Starting with the 2012 season, the playoff expanded further and, in my mind, in the stupidest way imaginable. A second wild card team was added to both leagues and these teams played in a one-game playoff to reach the Division Series round. A single-game playoff is only slightly more determinative of which team is better at baseball than a coin flip. Even if one team had won ten or fifteen games more over the course of a 162-game season, they played as equals. With the exception of the COVID year, this system prevailed through 2021.
This year, yet another structure went into effect. It’s a substantial improvement, at least in theory, from its predecessor. A third wild card was added to each league. Now, the two division champions with the best records in each league get a first-round bye. The four remaining teams in each league are seeded by record, regardless of whether they are division champions or wild cards, with 1 playing 4 and 2 playing 3 in best-of-three series in the Wild Card round, with the top seed getting home field for all three games. The two Wild Card winners advance to play the two bye teams in a best-of-five Division Series, the winner of which advance to best-of-seven League Championship series and then, finally, a best-of-seven World Series.
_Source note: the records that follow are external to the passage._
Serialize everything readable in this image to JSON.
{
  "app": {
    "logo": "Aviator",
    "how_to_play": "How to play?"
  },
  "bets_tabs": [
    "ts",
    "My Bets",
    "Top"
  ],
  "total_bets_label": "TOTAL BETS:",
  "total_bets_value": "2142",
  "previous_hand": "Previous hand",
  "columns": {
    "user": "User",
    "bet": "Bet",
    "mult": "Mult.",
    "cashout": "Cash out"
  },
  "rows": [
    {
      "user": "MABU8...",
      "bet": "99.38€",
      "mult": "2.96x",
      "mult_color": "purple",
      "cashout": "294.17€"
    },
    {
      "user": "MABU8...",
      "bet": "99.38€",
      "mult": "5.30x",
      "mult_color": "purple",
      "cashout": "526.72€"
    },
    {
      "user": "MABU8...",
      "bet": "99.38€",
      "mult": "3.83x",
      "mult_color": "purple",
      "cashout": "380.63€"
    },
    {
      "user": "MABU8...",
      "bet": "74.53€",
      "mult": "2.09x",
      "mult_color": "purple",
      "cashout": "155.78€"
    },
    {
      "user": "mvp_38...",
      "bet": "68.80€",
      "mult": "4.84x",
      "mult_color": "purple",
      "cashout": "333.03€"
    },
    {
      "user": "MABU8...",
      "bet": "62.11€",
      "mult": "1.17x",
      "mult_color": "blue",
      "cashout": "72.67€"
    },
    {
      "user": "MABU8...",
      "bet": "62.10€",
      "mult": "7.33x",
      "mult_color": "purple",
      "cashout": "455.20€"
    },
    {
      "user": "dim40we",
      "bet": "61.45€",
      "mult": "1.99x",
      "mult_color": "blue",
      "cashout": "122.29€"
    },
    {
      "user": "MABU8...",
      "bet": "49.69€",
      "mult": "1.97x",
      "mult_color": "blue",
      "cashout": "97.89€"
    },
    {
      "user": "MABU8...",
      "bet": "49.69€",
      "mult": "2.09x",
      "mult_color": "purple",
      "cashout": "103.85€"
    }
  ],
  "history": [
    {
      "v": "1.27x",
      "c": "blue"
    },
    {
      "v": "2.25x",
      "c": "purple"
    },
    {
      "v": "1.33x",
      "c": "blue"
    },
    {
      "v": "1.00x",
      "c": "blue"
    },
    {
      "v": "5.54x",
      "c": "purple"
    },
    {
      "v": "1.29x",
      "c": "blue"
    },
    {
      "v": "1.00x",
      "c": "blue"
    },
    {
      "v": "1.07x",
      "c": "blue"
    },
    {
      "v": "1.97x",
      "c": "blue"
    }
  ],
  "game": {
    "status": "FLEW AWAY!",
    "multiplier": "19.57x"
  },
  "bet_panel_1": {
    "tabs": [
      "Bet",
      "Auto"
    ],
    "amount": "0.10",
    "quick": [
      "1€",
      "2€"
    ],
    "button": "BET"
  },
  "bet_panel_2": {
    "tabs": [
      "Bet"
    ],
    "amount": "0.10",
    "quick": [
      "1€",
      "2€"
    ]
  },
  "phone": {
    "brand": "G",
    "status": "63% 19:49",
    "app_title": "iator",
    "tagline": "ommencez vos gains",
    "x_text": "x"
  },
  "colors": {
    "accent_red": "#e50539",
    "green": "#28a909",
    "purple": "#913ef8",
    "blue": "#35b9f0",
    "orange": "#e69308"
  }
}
The American League standings at the end of the regular season:
The Astros and Yankees, with far and away the best records, got byes while the 92-win Guardians faced the 86-win Rays and the 92-win Blue Jays played the 90-win Mariners in the Wild Card round. The Guardians and Mariners prevailed; neither could be called an upset.
The Astros went on to oust the Mariners and the Yankees the Guardians. The two bye teams, thus played in the ALCS with the Astros, the team with the best record, sweeping in four games to face the NL winner.
The National League, by contrast, did not go accordingly to chalk. At all. Here were the regular season standings:
The Dodgers, with the best record in all of baseball, got a bye as did the Braves.
In the WildCard round, the 93-win Cardinals hosted the 87-win Phillies and lost. The 101-win Mets, which led their division until the final weekend, hosted to 89-win Padres and lost.
In the Division Series, the 111-win Dodgers lost to the 89-win Padres in four games and the 101-win Braves, winner of the East, lost to the 87-win Phillies, who finished in third place, also in four games.
So, the NLCS pitted a team that finished 22 games down in their division against a team that finished 14 games down in theirs. The latter won in five games.
The World Series starts Friday in Houston. The Astros were heavily favored before the playoffs started and should be even more heavily favored now. Then again, the Phillies are on quite a hot streak.
My initial assessment is that this format is far superior to the one it replaced. One-game playoffs are required in football but stupid in games as erratic as baseball and basketball.
And I very much like rewarding the teams with the best record over a grueling 162-game season with byes into the Division Series. With byes, there has long been talk of “rust.” There’s a sense that hitters, especially, lose their rhythm from the layoff. It didn’t seem to effect the Astros or Yankees but the Dodgers and Braves certainly underperformed. But, again, I think the benefits outweigh the risks.
While I understand that logistics (most notably weather and competition with the NFL and college football) mitigate against it, I would prefer all series be seven games and at minimum five. Best-of-three beats a single-game contest but not by much.
*There were some occasional variations from these formats owing to world wars, labor disputes, and a pandemic.